Would you find each line in the entries below with the string "content" and copy it?

*Interface dataset entries*
+ + + + +

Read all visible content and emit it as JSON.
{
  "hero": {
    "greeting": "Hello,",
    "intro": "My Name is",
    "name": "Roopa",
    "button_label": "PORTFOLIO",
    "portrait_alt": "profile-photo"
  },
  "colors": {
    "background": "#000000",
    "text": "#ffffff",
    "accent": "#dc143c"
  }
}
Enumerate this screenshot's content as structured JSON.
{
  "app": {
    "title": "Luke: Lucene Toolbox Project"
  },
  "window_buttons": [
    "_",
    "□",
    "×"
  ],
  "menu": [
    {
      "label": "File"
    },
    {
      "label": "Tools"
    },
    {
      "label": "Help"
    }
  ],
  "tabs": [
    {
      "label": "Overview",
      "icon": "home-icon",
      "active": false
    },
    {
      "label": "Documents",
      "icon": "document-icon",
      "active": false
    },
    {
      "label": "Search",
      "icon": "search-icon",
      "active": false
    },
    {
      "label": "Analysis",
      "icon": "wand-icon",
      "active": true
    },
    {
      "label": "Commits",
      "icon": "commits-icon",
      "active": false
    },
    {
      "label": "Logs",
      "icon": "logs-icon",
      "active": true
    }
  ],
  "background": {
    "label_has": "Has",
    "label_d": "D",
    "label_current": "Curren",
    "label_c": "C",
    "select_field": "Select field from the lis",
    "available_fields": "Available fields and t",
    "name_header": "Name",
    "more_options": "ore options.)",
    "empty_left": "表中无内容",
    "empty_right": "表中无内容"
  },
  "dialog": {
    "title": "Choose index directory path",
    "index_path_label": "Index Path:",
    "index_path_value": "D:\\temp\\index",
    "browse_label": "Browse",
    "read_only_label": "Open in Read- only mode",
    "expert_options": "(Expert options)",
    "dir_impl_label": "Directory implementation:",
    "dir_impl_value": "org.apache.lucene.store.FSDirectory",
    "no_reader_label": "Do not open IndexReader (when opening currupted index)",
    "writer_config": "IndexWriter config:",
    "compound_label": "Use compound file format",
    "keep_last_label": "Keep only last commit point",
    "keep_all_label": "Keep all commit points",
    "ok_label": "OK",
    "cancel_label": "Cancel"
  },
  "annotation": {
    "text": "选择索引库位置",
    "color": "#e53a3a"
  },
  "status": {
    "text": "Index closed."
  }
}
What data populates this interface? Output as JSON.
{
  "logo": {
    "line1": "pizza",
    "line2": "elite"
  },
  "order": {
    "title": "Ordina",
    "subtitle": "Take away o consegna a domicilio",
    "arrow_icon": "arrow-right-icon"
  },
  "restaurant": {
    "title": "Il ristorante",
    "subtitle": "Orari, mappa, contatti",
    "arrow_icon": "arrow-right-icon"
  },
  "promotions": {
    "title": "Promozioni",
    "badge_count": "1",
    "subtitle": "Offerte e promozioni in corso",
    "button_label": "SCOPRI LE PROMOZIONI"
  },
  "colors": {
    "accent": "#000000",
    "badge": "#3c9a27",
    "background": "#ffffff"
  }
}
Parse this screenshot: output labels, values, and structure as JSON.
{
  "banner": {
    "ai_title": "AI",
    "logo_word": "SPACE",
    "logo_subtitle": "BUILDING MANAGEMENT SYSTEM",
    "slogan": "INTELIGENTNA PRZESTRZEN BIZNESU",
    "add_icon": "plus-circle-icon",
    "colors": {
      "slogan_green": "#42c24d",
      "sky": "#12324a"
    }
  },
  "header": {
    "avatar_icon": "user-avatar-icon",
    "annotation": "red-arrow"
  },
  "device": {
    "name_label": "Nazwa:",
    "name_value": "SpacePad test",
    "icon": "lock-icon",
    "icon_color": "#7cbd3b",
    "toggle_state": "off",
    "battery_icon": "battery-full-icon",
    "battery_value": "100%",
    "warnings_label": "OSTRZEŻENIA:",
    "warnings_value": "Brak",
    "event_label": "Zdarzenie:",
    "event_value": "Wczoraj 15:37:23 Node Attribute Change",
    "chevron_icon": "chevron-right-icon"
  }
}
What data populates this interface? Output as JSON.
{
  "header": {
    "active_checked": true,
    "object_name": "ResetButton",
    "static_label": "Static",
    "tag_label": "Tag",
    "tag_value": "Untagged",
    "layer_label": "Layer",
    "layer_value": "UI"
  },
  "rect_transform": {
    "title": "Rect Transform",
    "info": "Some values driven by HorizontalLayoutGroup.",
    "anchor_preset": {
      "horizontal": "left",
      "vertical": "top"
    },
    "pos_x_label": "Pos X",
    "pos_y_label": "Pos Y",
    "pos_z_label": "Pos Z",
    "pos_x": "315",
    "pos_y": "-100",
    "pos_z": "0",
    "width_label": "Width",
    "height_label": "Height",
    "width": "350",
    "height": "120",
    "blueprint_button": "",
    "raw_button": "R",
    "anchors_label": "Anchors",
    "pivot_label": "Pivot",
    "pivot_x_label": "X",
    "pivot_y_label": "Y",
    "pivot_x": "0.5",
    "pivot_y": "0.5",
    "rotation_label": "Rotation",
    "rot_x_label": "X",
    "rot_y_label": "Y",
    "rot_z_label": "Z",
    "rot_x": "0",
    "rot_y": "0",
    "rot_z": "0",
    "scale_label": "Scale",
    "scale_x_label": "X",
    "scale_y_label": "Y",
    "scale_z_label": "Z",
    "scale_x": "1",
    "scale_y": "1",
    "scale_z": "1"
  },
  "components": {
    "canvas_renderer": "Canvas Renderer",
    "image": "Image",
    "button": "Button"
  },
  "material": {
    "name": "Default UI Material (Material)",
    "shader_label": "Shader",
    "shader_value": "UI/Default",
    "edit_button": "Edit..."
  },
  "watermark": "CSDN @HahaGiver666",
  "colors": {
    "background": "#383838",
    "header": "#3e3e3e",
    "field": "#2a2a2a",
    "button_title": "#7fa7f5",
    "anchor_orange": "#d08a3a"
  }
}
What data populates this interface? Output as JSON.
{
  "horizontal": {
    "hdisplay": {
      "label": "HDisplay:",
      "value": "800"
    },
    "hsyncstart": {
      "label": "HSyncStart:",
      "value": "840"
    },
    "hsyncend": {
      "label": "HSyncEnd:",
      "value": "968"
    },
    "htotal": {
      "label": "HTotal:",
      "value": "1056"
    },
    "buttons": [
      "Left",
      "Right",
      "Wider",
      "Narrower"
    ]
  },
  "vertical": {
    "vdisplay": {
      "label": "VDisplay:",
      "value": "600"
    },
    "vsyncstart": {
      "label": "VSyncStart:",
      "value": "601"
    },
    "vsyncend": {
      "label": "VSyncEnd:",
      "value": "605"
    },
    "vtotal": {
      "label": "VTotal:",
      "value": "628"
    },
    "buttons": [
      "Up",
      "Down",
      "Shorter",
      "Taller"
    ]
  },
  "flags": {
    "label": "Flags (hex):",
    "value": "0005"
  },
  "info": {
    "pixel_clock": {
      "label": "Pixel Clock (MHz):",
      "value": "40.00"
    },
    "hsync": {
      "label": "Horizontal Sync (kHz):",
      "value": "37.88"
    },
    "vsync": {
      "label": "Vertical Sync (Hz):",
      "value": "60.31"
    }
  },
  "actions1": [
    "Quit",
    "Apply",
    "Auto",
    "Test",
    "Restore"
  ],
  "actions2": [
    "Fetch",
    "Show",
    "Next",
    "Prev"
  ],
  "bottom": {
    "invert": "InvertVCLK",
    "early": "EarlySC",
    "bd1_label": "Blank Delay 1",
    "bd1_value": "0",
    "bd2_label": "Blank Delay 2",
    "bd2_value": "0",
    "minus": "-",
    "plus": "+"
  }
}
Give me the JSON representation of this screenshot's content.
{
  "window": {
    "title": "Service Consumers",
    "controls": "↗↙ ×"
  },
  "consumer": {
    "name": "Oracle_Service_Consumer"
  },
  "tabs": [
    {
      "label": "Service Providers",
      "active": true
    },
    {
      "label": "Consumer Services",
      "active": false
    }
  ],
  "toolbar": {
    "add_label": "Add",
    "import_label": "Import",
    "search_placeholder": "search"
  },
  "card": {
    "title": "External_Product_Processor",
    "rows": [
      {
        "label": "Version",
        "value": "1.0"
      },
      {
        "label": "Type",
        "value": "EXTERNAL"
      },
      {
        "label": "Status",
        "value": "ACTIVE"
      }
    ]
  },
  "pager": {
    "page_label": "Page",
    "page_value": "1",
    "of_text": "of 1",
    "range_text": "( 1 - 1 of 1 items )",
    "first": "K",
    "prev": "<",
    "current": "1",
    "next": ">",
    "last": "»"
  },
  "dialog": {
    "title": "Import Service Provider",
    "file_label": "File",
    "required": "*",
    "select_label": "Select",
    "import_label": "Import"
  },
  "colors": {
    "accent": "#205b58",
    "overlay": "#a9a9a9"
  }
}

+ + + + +

*Solution below*
Read all visible content and emit it as JSON.
Enumerate this screenshot's content as structured JSON.
Give me the JSON representation of this screenshot's content.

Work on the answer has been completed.